Each night Jared helped me wash and put away the dishes after dinner as well as helping with other household tasks. His help allowed us both to make sure we had time for homework as well as still getting to enjoy a meal together at dinnertime. It meant so much to me that he was willing to help out with those little tasks each day.

The second problem we encountered was an unnecessary spirit of competitiveness. At school teachers and friends were always comparing our language learning ability, and we were constantly correcting each other when we made mistakes. It was a time of great learning but also a time where we learned a lot about humility. There were times where one (usually me) or both of us would get very sensitive and just shut off or not even try to speak the language in front of each other.

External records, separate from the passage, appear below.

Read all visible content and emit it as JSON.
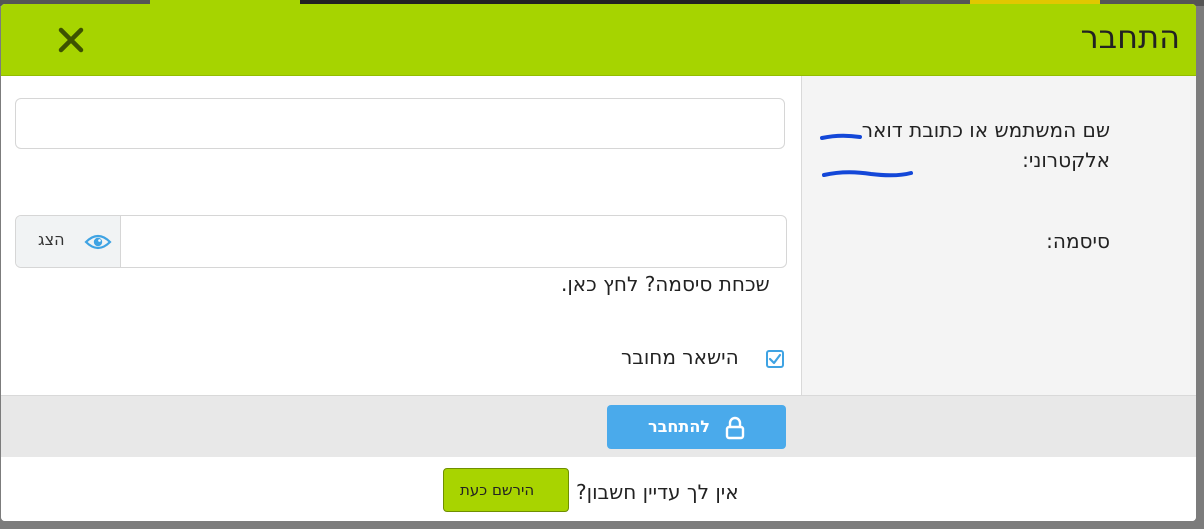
{
  "modal": {
    "title": "התחבר"
  },
  "form": {
    "username_label": "שם המשתמש או כתובת דואר אלקטרוני:",
    "username_value": "",
    "password_label": "סיסמה:",
    "password_value": "",
    "show_password_label": "הצג",
    "forgot_password": "שכחת סיסמה? לחץ כאן.",
    "remember_me": "הישאר מחובר",
    "remember_checked": true
  },
  "actions": {
    "login_label": "להתחבר"
  },
  "footer": {
    "no_account_text": "אין לך עדיין חשבון?",
    "register_label": "הירשם כעת"
  },
  "colors": {
    "header": "#a6d400",
    "login_button": "#4aaaeb",
    "register_button": "#a8d400",
    "annotation_ink": "#1347d8"
  },
  "icons": [
    "close-icon",
    "eye-icon",
    "checkbox-checked-icon",
    "lock-icon"
  ]
}
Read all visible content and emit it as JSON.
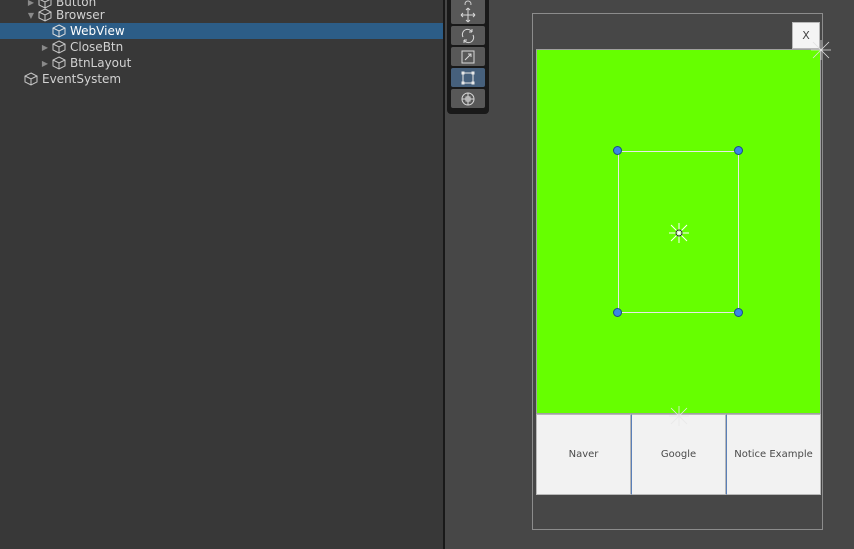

I do believe that as a married couple you need to encourage each other, pray for each other, and “spur one other on towards love and good deeds.” (Heb. 10:24) But remember why you are in the situation you are in and who it is about: ours was in a season of learning a language to share with people the good news of Jesus in their native tongue. It wasn’t about me or Jared or who was the better speaker of Japanese. It was for and about Jesus. If you feel a sense of improper competitiveness in your marriage or ministry pray about it and share with your husband or wife how you feel and how you can seek ways to love and serve each other rather than competing for the top prize in a certain area.

I am so glad that Stephanie shared about feelings of competition in marriage, because they can be especially elevated when you move.  Who has a job first?  Who is making friends faster?  Who knows their way around town better?  When you’re tired and lonely, it’s easy to feel that way.  But that will drive you apart quickly.  Take Stephanie’s advice and share your feelings and find ways to put the other first rather than compare and compete.

What encouragement do you have for other couples?

Moving to a new city:  Interview with Stephanie about moving with her husband to Japan.  Part of a series titled How to Stay Married When You Move.  realmarriedlife.comPraying for and with each other is the best thing you can do during a season of transition. Ask God to lead and guide your marriage in your new city, and pray that He would use your marriage as an example to others of what it looks like to have a marriage that honors God.

In Japan, less than 1% of the population is Christian and because of that statistic I know very few Christian married couples. A “Christian” marriage is definitely not normal. One of the prayers Jared and I have consistently prayed since moving here is that our marriage would be a tool used to lead people to Jesus. When people ask us about how we deal with marital issues, how we raise our son, why we go on dates, etc. we have the opportunity to share with them that we serve and love each another with the love and grace that God has show us through Jesus. God glorifying marriages are a powerful thing!

As the years have passed we have learned how difficult living with someone and loving them despite their faults can be. God looks at us and loves us. His love for us spills over in the way we love our spouses. Jared is my best friend and I’ve loved sharing my life with him. God willing we will have many more years to serve in ministry together and continue to grow together as a couple. My prayer for those of you reading this is that you would keep seeking God and as you keep your eyes on Him you will grow into a more loving and servant hearted husband or wife and no matter where you move to in life that God would be your rock in the midst of trials that are bound to come.

Thanks, Stephanie for sharing!  Her honest story is such an encouragement of the blessings that come from working hard on strengthening your marriage.  It’s not easy, but the life together is worth it!

Visit the rest of How To Stay Married When You Move:
Part One
Part Two
Part Three

Leave a Comment

*

CommentLuv badge